Set down every record below exactly as it stands, leaving out the pictures.

Website and app data records
⟨

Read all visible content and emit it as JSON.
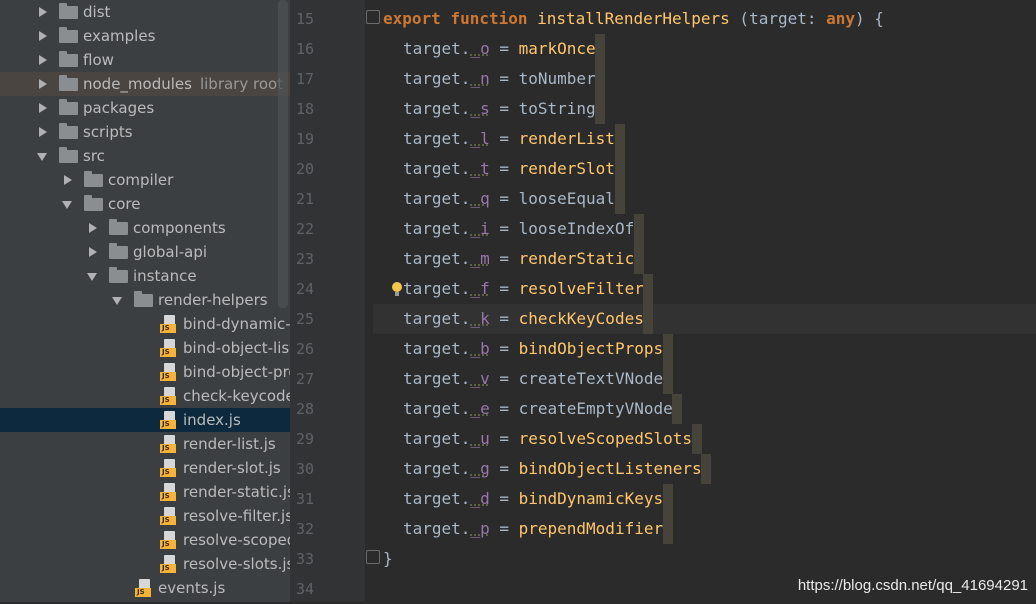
{
  "project_tree": {
    "items": [
      {
        "label": "dist",
        "kind": "folder",
        "state": "collapsed",
        "level": 1
      },
      {
        "label": "examples",
        "kind": "folder",
        "state": "collapsed",
        "level": 1
      },
      {
        "label": "flow",
        "kind": "folder",
        "state": "collapsed",
        "level": 1
      },
      {
        "label": "node_modules",
        "kind": "folder",
        "state": "collapsed",
        "level": 1,
        "suffix": "library root",
        "highlight": true
      },
      {
        "label": "packages",
        "kind": "folder",
        "state": "collapsed",
        "level": 1
      },
      {
        "label": "scripts",
        "kind": "folder",
        "state": "collapsed",
        "level": 1
      },
      {
        "label": "src",
        "kind": "folder",
        "state": "expanded",
        "level": 1
      },
      {
        "label": "compiler",
        "kind": "folder",
        "state": "collapsed",
        "level": 2
      },
      {
        "label": "core",
        "kind": "folder",
        "state": "expanded",
        "level": 2
      },
      {
        "label": "components",
        "kind": "folder",
        "state": "collapsed",
        "level": 3
      },
      {
        "label": "global-api",
        "kind": "folder",
        "state": "collapsed",
        "level": 3
      },
      {
        "label": "instance",
        "kind": "folder",
        "state": "expanded",
        "level": 3
      },
      {
        "label": "render-helpers",
        "kind": "folder",
        "state": "expanded",
        "level": 4
      },
      {
        "label": "bind-dynamic-keys.js",
        "kind": "file",
        "level": 5
      },
      {
        "label": "bind-object-listeners.js",
        "kind": "file",
        "level": 5
      },
      {
        "label": "bind-object-props.js",
        "kind": "file",
        "level": 5
      },
      {
        "label": "check-keycodes.js",
        "kind": "file",
        "level": 5
      },
      {
        "label": "index.js",
        "kind": "file",
        "level": 5,
        "selected": true
      },
      {
        "label": "render-list.js",
        "kind": "file",
        "level": 5
      },
      {
        "label": "render-slot.js",
        "kind": "file",
        "level": 5
      },
      {
        "label": "render-static.js",
        "kind": "file",
        "level": 5
      },
      {
        "label": "resolve-filter.js",
        "kind": "file",
        "level": 5
      },
      {
        "label": "resolve-scoped-slots.js",
        "kind": "file",
        "level": 5
      },
      {
        "label": "resolve-slots.js",
        "kind": "file",
        "level": 5
      },
      {
        "label": "events.js",
        "kind": "file",
        "level": 4
      }
    ]
  },
  "editor": {
    "line_numbers": [
      "15",
      "16",
      "17",
      "18",
      "19",
      "20",
      "21",
      "22",
      "23",
      "24",
      "25",
      "26",
      "27",
      "28",
      "29",
      "30",
      "31",
      "32",
      "33",
      "34"
    ],
    "header": {
      "kw_export": "export",
      "kw_function": "function",
      "fn_name": "installRenderHelpers",
      "paren_open": " (",
      "param": "target",
      "colon": ": ",
      "type": "any",
      "close": ") {"
    },
    "assign_lines": [
      {
        "prop": "_o",
        "value": "markOnce",
        "color": "fn"
      },
      {
        "prop": "_n",
        "value": "toNumber",
        "color": "plain"
      },
      {
        "prop": "_s",
        "value": "toString",
        "color": "plain"
      },
      {
        "prop": "_l",
        "value": "renderList",
        "color": "fn"
      },
      {
        "prop": "_t",
        "value": "renderSlot",
        "color": "fn"
      },
      {
        "prop": "_q",
        "value": "looseEqual",
        "color": "plain"
      },
      {
        "prop": "_i",
        "value": "looseIndexOf",
        "color": "plain"
      },
      {
        "prop": "_m",
        "value": "renderStatic",
        "color": "fn"
      },
      {
        "prop": "_f",
        "value": "resolveFilter",
        "color": "fn"
      },
      {
        "prop": "_k",
        "value": "checkKeyCodes",
        "color": "fn"
      },
      {
        "prop": "_b",
        "value": "bindObjectProps",
        "color": "fn"
      },
      {
        "prop": "_v",
        "value": "createTextVNode",
        "color": "plain"
      },
      {
        "prop": "_e",
        "value": "createEmptyVNode",
        "color": "plain"
      },
      {
        "prop": "_u",
        "value": "resolveScopedSlots",
        "color": "fn"
      },
      {
        "prop": "_g",
        "value": "bindObjectListeners",
        "color": "fn"
      },
      {
        "prop": "_d",
        "value": "bindDynamicKeys",
        "color": "fn"
      },
      {
        "prop": "_p",
        "value": "prependModifier",
        "color": "fn"
      }
    ],
    "target_word": "target.",
    "equals": " = ",
    "closing_brace": "}"
  },
  "watermark": "https://blog.csdn.net/qq_41694291",
  "colors": {
    "keyword": "#cc7832",
    "function": "#ffc66d",
    "property": "#9876aa",
    "text": "#a9b7c6"
  }
}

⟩

SOLUTION FOR THIS TASK:
Read all visible content and emit it as JSON.
{
  "project_tree": {
    "items": [
      {
        "label": "dist",
        "kind": "folder",
        "state": "collapsed",
        "level": 1
      },
      {
        "label": "examples",
        "kind": "folder",
        "state": "collapsed",
        "level": 1
      },
      {
        "label": "flow",
        "kind": "folder",
        "state": "collapsed",
        "level": 1
      },
      {
        "label": "node_modules",
        "kind": "folder",
        "state": "collapsed",
        "level": 1,
        "suffix": "library root",
        "highlight": true
      },
      {
        "label": "packages",
        "kind": "folder",
        "state": "collapsed",
        "level": 1
      },
      {
        "label": "scripts",
        "kind": "folder",
        "state": "collapsed",
        "level": 1
      },
      {
        "label": "src",
        "kind": "folder",
        "state": "expanded",
        "level": 1
      },
      {
        "label": "compiler",
        "kind": "folder",
        "state": "collapsed",
        "level": 2
      },
      {
        "label": "core",
        "kind": "folder",
        "state": "expanded",
        "level": 2
      },
      {
        "label": "components",
        "kind": "folder",
        "state": "collapsed",
        "level": 3
      },
      {
        "label": "global-api",
        "kind": "folder",
        "state": "collapsed",
        "level": 3
      },
      {
        "label": "instance",
        "kind": "folder",
        "state": "expanded",
        "level": 3
      },
      {
        "label": "render-helpers",
        "kind": "folder",
        "state": "expanded",
        "level": 4
      },
      {
        "label": "bind-dynamic-keys.js",
        "kind": "file",
        "level": 5
      },
      {
        "label": "bind-object-listeners.js",
        "kind": "file",
        "level": 5
      },
      {
        "label": "bind-object-props.js",
        "kind": "file",
        "level": 5
      },
      {
        "label": "check-keycodes.js",
        "kind": "file",
        "level": 5
      },
      {
        "label": "index.js",
        "kind": "file",
        "level": 5,
        "selected": true
      },
      {
        "label": "render-list.js",
        "kind": "file",
        "level": 5
      },
      {
        "label": "render-slot.js",
        "kind": "file",
        "level": 5
      },
      {
        "label": "render-static.js",
        "kind": "file",
        "level": 5
      },
      {
        "label": "resolve-filter.js",
        "kind": "file",
        "level": 5
      },
      {
        "label": "resolve-scoped-slots.js",
        "kind": "file",
        "level": 5
      },
      {
        "label": "resolve-slots.js",
        "kind": "file",
        "level": 5
      },
      {
        "label": "events.js",
        "kind": "file",
        "level": 4
      }
    ]
  },
  "editor": {
    "line_numbers": [
      "15",
      "16",
      "17",
      "18",
      "19",
      "20",
      "21",
      "22",
      "23",
      "24",
      "25",
      "26",
      "27",
      "28",
      "29",
      "30",
      "31",
      "32",
      "33",
      "34"
    ],
    "header": {
      "kw_export": "export",
      "kw_function": "function",
      "fn_name": "installRenderHelpers",
      "paren_open": " (",
      "param": "target",
      "colon": ": ",
      "type": "any",
      "close": ") {"
    },
    "assign_lines": [
      {
        "prop": "_o",
        "value": "markOnce",
        "color": "fn"
      },
      {
        "prop": "_n",
        "value": "toNumber",
        "color": "plain"
      },
      {
        "prop": "_s",
        "value": "toString",
        "color": "plain"
      },
      {
        "prop": "_l",
        "value": "renderList",
        "color": "fn"
      },
      {
        "prop": "_t",
        "value": "renderSlot",
        "color": "fn"
      },
      {
        "prop": "_q",
        "value": "looseEqual",
        "color": "plain"
      },
      {
        "prop": "_i",
        "value": "looseIndexOf",
        "color": "plain"
      },
      {
        "prop": "_m",
        "value": "renderStatic",
        "color": "fn"
      },
      {
        "prop": "_f",
        "value": "resolveFilter",
        "color": "fn"
      },
      {
        "prop": "_k",
        "value": "checkKeyCodes",
        "color": "fn"
      },
      {
        "prop": "_b",
        "value": "bindObjectProps",
        "color": "fn"
      },
      {
        "prop": "_v",
        "value": "createTextVNode",
        "color": "plain"
      },
      {
        "prop": "_e",
        "value": "createEmptyVNode",
        "color": "plain"
      },
      {
        "prop": "_u",
        "value": "resolveScopedSlots",
        "color": "fn"
      },
      {
        "prop": "_g",
        "value": "bindObjectListeners",
        "color": "fn"
      },
      {
        "prop": "_d",
        "value": "bindDynamicKeys",
        "color": "fn"
      },
      {
        "prop": "_p",
        "value": "prependModifier",
        "color": "fn"
      }
    ],
    "target_word": "target.",
    "equals": " = ",
    "closing_brace": "}"
  },
  "watermark": "https://blog.csdn.net/qq_41694291",
  "colors": {
    "keyword": "#cc7832",
    "function": "#ffc66d",
    "property": "#9876aa",
    "text": "#a9b7c6"
  }
}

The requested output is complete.